This is the stripped down version of what volleyball actually is. 

Do you still love it?

Why does anyone quit any sport, at any age, at any level?

The most simplified reason is that either the sport or the athlete did not meet the expectations the athlete held, and the athlete was not willing to adjust to whatever the actual reality was.

And the reality of "volleyball" is that it is just some equipment and a set of overly complicated rotations and ever-changing rules. It is everything and everyone around volleyball that makes players, coaches, and fans alike fall in love with what they define as "volleyball."

You know what I feel when I pick up a volleyball?

Sacrifice. Pain. Joy. Frustration. Relief. Gratefulness.

I feel everything.
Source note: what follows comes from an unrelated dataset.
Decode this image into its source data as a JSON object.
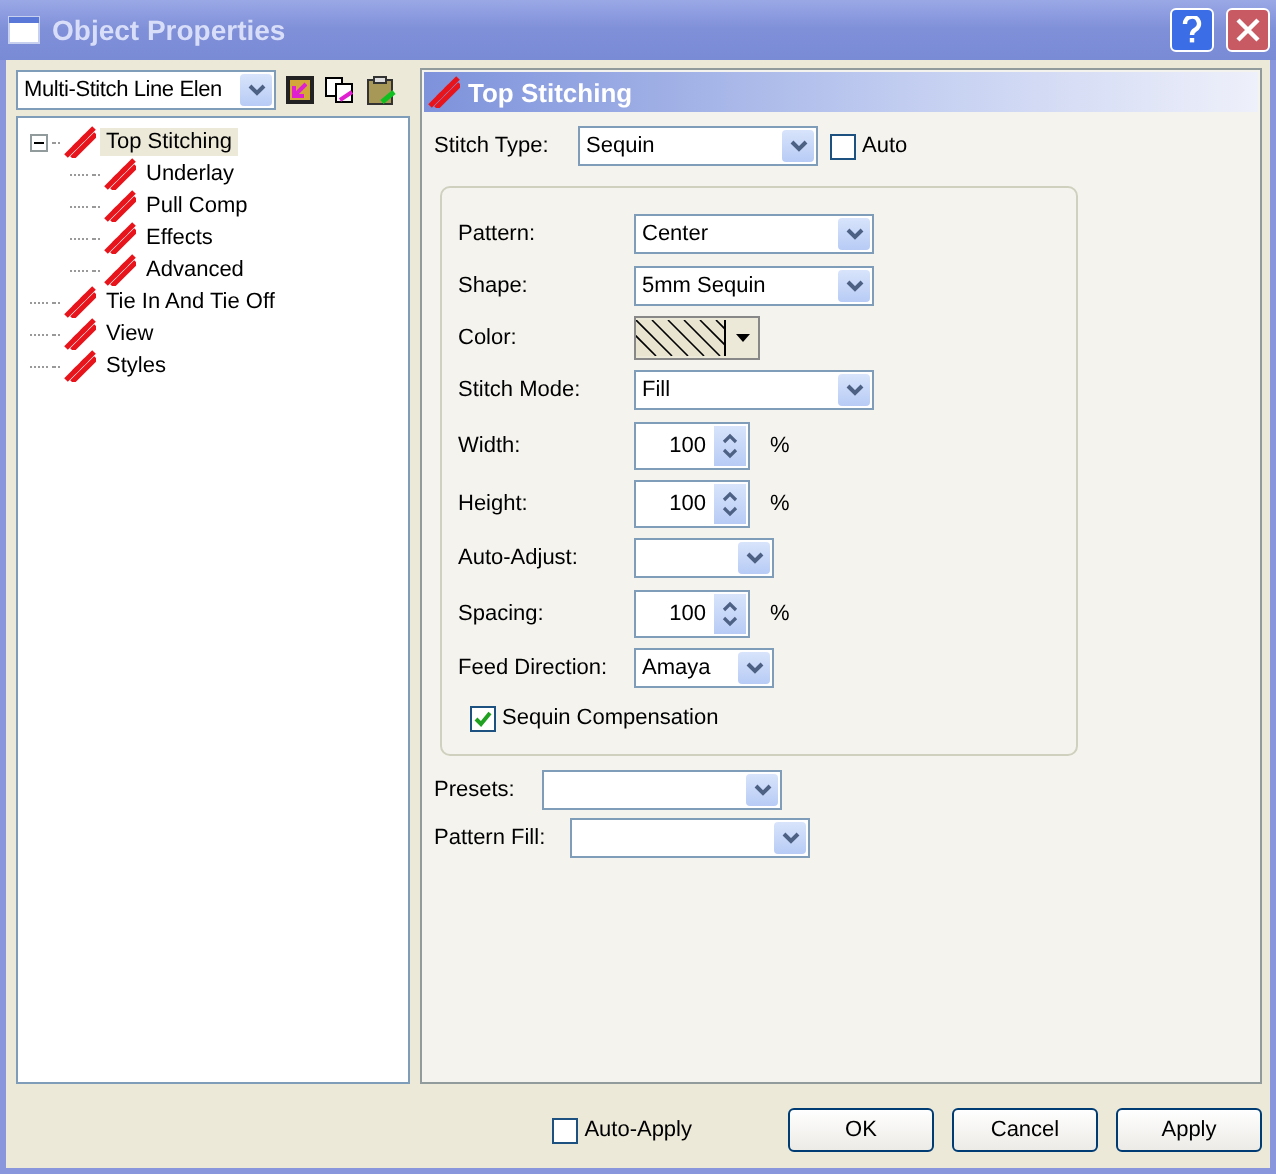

So much of my life and world exists because of volleyball, that I cannot separate the good from the bad, and that is what makes my emotions about volleyball extremely real and always accessible, no matter the situation.

What do I think about when I pick up a volleyball? (Yes, it is a different answer.)

I think about math, especially the angles and spaces derived from geometry. 

I think about time in relevance to music, how the timing of every movement and touch can create chaos or the crescendo of a point. 

I think about art and the expression of connected humanity and physicality being displayed in ugly or beautiful ways. 

I think about theology and how the worldview of each person in the gym contributes more than we can understand to our interactions, communication, effort, and values.

I think about dance, and the choreography of footwork and hand-eye coordination of individual players and how we move collectively as a group in or out of rhythm.

Yes, I really think these things on a daily basis, both in the planning and execution of practices and games. And I enjoy it.

Volleyball is my place.

It didn't matter before how many bad experiences or injuries I had, or how many teammates I did or didn't get along with, or if I won or lost. It didn't matter before, and it won't matter later. 

I belong here. 

Many -- dare I say, most -- players do not have this depth of feeling and thought associated with volleyball in its most barest form of the ball, net, and court. I really believe more coaches, and especially career volleyball coaches, do feel and think these things as I do. All of the responses are valid and fine; it is simply a situation where each individual must be super honest with themselves about what volleyball actually IS, and in that basic form, what it actually means to them.

"Non-USA Volleyball" is NOT for everyone. My playing and coaching careers have been VERY different abroad compared to my time spent in colleges, high schools, and junior highs. 

Trying to find the exact same combination of experiences that an elite athlete had at a D1 university with a happy team who won all the time is like trying to find the pot of gold at the end of the rainbow.

A very, very select few can find this rare treasure. In fact, so few find it, we may as well call them the leprechauns of volleyball.

What I can tell you is that it is possible to find an actual rainbow! 

And we all know that a rainbow only shows itself after: the rain.

I love volleyball in a deep and irrevocable way. This will be a love that I carry in my heart and mind until the day I die. Volleyball can love me or hate me, but it won't matter. I will be there and find all of the ways to continue to spend time with the sport that I love.

I was warned at a young age to not make my sport a god or idol in my life. I have spent a lot of time thinking about whether my love for volleyball has become an object of my worship or has kept its place as just something that I do.

I have tried to get away from volleyball and do other things. I tried to major in journalism, I tried to teach physical education, I tried to teach English, and I tried to create any kind of career in travel/tourism. But every single time, whatever I attempted, it always faded in comparison to what was possible with volleyball and where my heart and mind actually thrived.

This does not inform me that volleyball is my idol. Rather, volleyball is exactly where the only true God has called me to exist and to serve Him. 

Volleyball is where I worship God the most. He has embedded it into the structure of my being for His purpose.

You can tell me you love volleyball [or fill in the blank] all you want.

But is it in your bones?